End of LifeMedical technology has forgotten death’s role and its importance. We have to be something more than extending time. Walking the halls of many hospitals, I found numerous people who want to share memories, exchange wisdom, and settle relationships, establish legacies, make peace with God, and ensure that those who are left behind will be okay.

They want to end their story on their own term. This role is among life’s most important, for both the dying and those left. I think we find more ways to deny patients this role. Over and over, medicine inflicts deep wounds into the end of life and then stands oblivious to the harm.

The tough issue is to recognize that the small fixes provided by technology do not change the larger picture. Therein, we fail to recognize that fixing specific problems may not fix the patient.

I have 14 years of experience as a healthcare consultant. The real sorrow is that we (family and friends) are unable to significantly impact nature’s course. In the end, we can only accept its education. A patient once highlighted his sorrow.

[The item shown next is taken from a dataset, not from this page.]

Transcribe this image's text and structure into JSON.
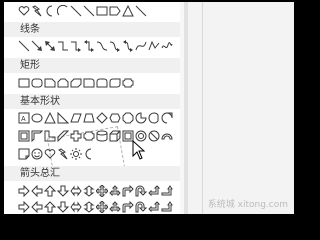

“I woke up this morning I couldn’t stand up. I couldn’t push the pillow up in the bed; couldn’t use a toothbrush; couldn’t pull my pants or socks on; and it’s hard getting to sit up. But the doctor told me I was doing great.”

Society threw medical technology at the man but failed to understand the patient’s biggest fears? How about concerns? What goals were most important? What trade-offs would the patient be willing to make?

For human beings, life is meaningful because it is a story. A story has a sense of a whole, and its arc is determined by the significant moments, the ones where something happens. A seemingly happy life may be empty. A seemingly difficult life may be devoted to a great cause.

All of us have purposes larger than ourselves. Those are the conversations both the living and dying want to have.